[Recorded data]
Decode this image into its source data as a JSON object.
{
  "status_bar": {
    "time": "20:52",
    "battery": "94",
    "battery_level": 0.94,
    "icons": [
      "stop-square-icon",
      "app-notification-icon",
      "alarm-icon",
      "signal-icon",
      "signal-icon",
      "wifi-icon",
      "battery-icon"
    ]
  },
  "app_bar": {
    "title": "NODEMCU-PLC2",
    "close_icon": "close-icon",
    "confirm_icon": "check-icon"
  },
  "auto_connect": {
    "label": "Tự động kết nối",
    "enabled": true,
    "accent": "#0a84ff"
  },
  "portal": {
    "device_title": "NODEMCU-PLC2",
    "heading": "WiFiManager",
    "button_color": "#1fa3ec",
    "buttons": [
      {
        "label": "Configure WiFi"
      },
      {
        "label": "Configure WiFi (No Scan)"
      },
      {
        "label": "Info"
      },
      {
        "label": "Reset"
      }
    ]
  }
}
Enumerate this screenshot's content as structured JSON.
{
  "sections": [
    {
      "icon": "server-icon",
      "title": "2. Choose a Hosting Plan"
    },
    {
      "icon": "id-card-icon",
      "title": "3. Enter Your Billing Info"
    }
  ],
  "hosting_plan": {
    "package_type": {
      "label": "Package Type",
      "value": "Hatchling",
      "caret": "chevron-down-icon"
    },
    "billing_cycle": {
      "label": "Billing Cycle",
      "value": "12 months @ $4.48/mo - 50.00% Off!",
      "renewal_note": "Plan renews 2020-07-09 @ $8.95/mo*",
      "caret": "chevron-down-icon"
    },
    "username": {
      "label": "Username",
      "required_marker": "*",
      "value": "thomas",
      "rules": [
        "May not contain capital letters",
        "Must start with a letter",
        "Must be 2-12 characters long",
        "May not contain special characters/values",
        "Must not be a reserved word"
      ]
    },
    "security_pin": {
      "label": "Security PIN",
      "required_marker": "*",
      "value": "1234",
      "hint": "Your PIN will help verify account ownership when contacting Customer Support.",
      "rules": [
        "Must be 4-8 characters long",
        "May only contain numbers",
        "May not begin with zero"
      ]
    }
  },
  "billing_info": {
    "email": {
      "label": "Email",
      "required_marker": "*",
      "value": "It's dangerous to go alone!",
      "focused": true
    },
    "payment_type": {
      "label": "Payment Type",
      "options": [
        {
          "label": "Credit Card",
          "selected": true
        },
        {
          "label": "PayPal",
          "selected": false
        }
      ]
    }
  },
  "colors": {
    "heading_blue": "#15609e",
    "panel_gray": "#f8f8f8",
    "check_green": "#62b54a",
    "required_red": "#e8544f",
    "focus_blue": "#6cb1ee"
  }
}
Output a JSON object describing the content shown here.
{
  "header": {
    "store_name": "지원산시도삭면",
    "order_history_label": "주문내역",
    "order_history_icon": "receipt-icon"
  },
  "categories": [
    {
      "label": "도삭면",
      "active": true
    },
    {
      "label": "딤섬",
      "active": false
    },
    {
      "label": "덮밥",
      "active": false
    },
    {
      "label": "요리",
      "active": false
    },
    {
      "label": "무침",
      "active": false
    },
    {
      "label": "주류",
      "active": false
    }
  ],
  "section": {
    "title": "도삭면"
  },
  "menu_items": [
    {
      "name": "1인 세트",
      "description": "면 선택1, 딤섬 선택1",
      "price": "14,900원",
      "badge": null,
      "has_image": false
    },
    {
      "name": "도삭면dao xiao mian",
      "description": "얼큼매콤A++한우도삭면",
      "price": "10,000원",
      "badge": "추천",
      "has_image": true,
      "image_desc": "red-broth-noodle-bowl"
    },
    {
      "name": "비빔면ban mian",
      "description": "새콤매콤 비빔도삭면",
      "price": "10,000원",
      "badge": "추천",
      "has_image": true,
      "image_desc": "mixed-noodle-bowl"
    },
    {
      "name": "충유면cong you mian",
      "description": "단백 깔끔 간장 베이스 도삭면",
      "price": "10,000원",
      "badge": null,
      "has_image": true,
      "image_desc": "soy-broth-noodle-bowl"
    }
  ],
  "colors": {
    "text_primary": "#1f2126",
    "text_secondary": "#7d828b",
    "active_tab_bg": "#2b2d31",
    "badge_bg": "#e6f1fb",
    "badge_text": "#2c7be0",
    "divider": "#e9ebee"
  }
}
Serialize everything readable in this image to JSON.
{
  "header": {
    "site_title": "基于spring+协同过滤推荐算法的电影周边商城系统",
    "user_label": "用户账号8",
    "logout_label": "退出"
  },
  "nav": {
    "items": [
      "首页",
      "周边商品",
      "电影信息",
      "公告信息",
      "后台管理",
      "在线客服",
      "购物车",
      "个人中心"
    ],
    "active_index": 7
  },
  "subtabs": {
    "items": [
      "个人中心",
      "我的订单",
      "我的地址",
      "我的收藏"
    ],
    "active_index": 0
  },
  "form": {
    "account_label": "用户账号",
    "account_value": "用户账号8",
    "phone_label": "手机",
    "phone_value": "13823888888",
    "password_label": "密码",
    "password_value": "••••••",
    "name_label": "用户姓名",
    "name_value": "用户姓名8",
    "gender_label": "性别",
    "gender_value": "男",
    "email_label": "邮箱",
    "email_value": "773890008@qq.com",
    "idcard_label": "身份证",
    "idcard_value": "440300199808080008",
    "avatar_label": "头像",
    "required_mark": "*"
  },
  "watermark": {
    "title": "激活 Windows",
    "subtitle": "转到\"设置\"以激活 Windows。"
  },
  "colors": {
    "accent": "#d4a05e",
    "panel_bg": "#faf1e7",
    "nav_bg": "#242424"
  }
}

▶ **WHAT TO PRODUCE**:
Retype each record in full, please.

▶ **THE ANSWER**:
Decode this image into its source data as a JSON object.
{
  "status_bar": {
    "time": "20:52",
    "battery": "94",
    "battery_level": 0.94,
    "icons": [
      "stop-square-icon",
      "app-notification-icon",
      "alarm-icon",
      "signal-icon",
      "signal-icon",
      "wifi-icon",
      "battery-icon"
    ]
  },
  "app_bar": {
    "title": "NODEMCU-PLC2",
    "close_icon": "close-icon",
    "confirm_icon": "check-icon"
  },
  "auto_connect": {
    "label": "Tự động kết nối",
    "enabled": true,
    "accent": "#0a84ff"
  },
  "portal": {
    "device_title": "NODEMCU-PLC2",
    "heading": "WiFiManager",
    "button_color": "#1fa3ec",
    "buttons": [
      {
        "label": "Configure WiFi"
      },
      {
        "label": "Configure WiFi (No Scan)"
      },
      {
        "label": "Info"
      },
      {
        "label": "Reset"
      }
    ]
  }
}
Enumerate this screenshot's content as structured JSON.
{
  "sections": [
    {
      "icon": "server-icon",
      "title": "2. Choose a Hosting Plan"
    },
    {
      "icon": "id-card-icon",
      "title": "3. Enter Your Billing Info"
    }
  ],
  "hosting_plan": {
    "package_type": {
      "label": "Package Type",
      "value": "Hatchling",
      "caret": "chevron-down-icon"
    },
    "billing_cycle": {
      "label": "Billing Cycle",
      "value": "12 months @ $4.48/mo - 50.00% Off!",
      "renewal_note": "Plan renews 2020-07-09 @ $8.95/mo*",
      "caret": "chevron-down-icon"
    },
    "username": {
      "label": "Username",
      "required_marker": "*",
      "value": "thomas",
      "rules": [
        "May not contain capital letters",
        "Must start with a letter",
        "Must be 2-12 characters long",
        "May not contain special characters/values",
        "Must not be a reserved word"
      ]
    },
    "security_pin": {
      "label": "Security PIN",
      "required_marker": "*",
      "value": "1234",
      "hint": "Your PIN will help verify account ownership when contacting Customer Support.",
      "rules": [
        "Must be 4-8 characters long",
        "May only contain numbers",
        "May not begin with zero"
      ]
    }
  },
  "billing_info": {
    "email": {
      "label": "Email",
      "required_marker": "*",
      "value": "It's dangerous to go alone!",
      "focused": true
    },
    "payment_type": {
      "label": "Payment Type",
      "options": [
        {
          "label": "Credit Card",
          "selected": true
        },
        {
          "label": "PayPal",
          "selected": false
        }
      ]
    }
  },
  "colors": {
    "heading_blue": "#15609e",
    "panel_gray": "#f8f8f8",
    "check_green": "#62b54a",
    "required_red": "#e8544f",
    "focus_blue": "#6cb1ee"
  }
}
Output a JSON object describing the content shown here.
{
  "header": {
    "store_name": "지원산시도삭면",
    "order_history_label": "주문내역",
    "order_history_icon": "receipt-icon"
  },
  "categories": [
    {
      "label": "도삭면",
      "active": true
    },
    {
      "label": "딤섬",
      "active": false
    },
    {
      "label": "덮밥",
      "active": false
    },
    {
      "label": "요리",
      "active": false
    },
    {
      "label": "무침",
      "active": false
    },
    {
      "label": "주류",
      "active": false
    }
  ],
  "section": {
    "title": "도삭면"
  },
  "menu_items": [
    {
      "name": "1인 세트",
      "description": "면 선택1, 딤섬 선택1",
      "price": "14,900원",
      "badge": null,
      "has_image": false
    },
    {
      "name": "도삭면dao xiao mian",
      "description": "얼큼매콤A++한우도삭면",
      "price": "10,000원",
      "badge": "추천",
      "has_image": true,
      "image_desc": "red-broth-noodle-bowl"
    },
    {
      "name": "비빔면ban mian",
      "description": "새콤매콤 비빔도삭면",
      "price": "10,000원",
      "badge": "추천",
      "has_image": true,
      "image_desc": "mixed-noodle-bowl"
    },
    {
      "name": "충유면cong you mian",
      "description": "단백 깔끔 간장 베이스 도삭면",
      "price": "10,000원",
      "badge": null,
      "has_image": true,
      "image_desc": "soy-broth-noodle-bowl"
    }
  ],
  "colors": {
    "text_primary": "#1f2126",
    "text_secondary": "#7d828b",
    "active_tab_bg": "#2b2d31",
    "badge_bg": "#e6f1fb",
    "badge_text": "#2c7be0",
    "divider": "#e9ebee"
  }
}
Serialize everything readable in this image to JSON.
{
  "header": {
    "site_title": "基于spring+协同过滤推荐算法的电影周边商城系统",
    "user_label": "用户账号8",
    "logout_label": "退出"
  },
  "nav": {
    "items": [
      "首页",
      "周边商品",
      "电影信息",
      "公告信息",
      "后台管理",
      "在线客服",
      "购物车",
      "个人中心"
    ],
    "active_index": 7
  },
  "subtabs": {
    "items": [
      "个人中心",
      "我的订单",
      "我的地址",
      "我的收藏"
    ],
    "active_index": 0
  },
  "form": {
    "account_label": "用户账号",
    "account_value": "用户账号8",
    "phone_label": "手机",
    "phone_value": "13823888888",
    "password_label": "密码",
    "password_value": "••••••",
    "name_label": "用户姓名",
    "name_value": "用户姓名8",
    "gender_label": "性别",
    "gender_value": "男",
    "email_label": "邮箱",
    "email_value": "773890008@qq.com",
    "idcard_label": "身份证",
    "idcard_value": "440300199808080008",
    "avatar_label": "头像",
    "required_mark": "*"
  },
  "watermark": {
    "title": "激活 Windows",
    "subtitle": "转到\"设置\"以激活 Windows。"
  },
  "colors": {
    "accent": "#d4a05e",
    "panel_bg": "#faf1e7",
    "nav_bg": "#242424"
  }
}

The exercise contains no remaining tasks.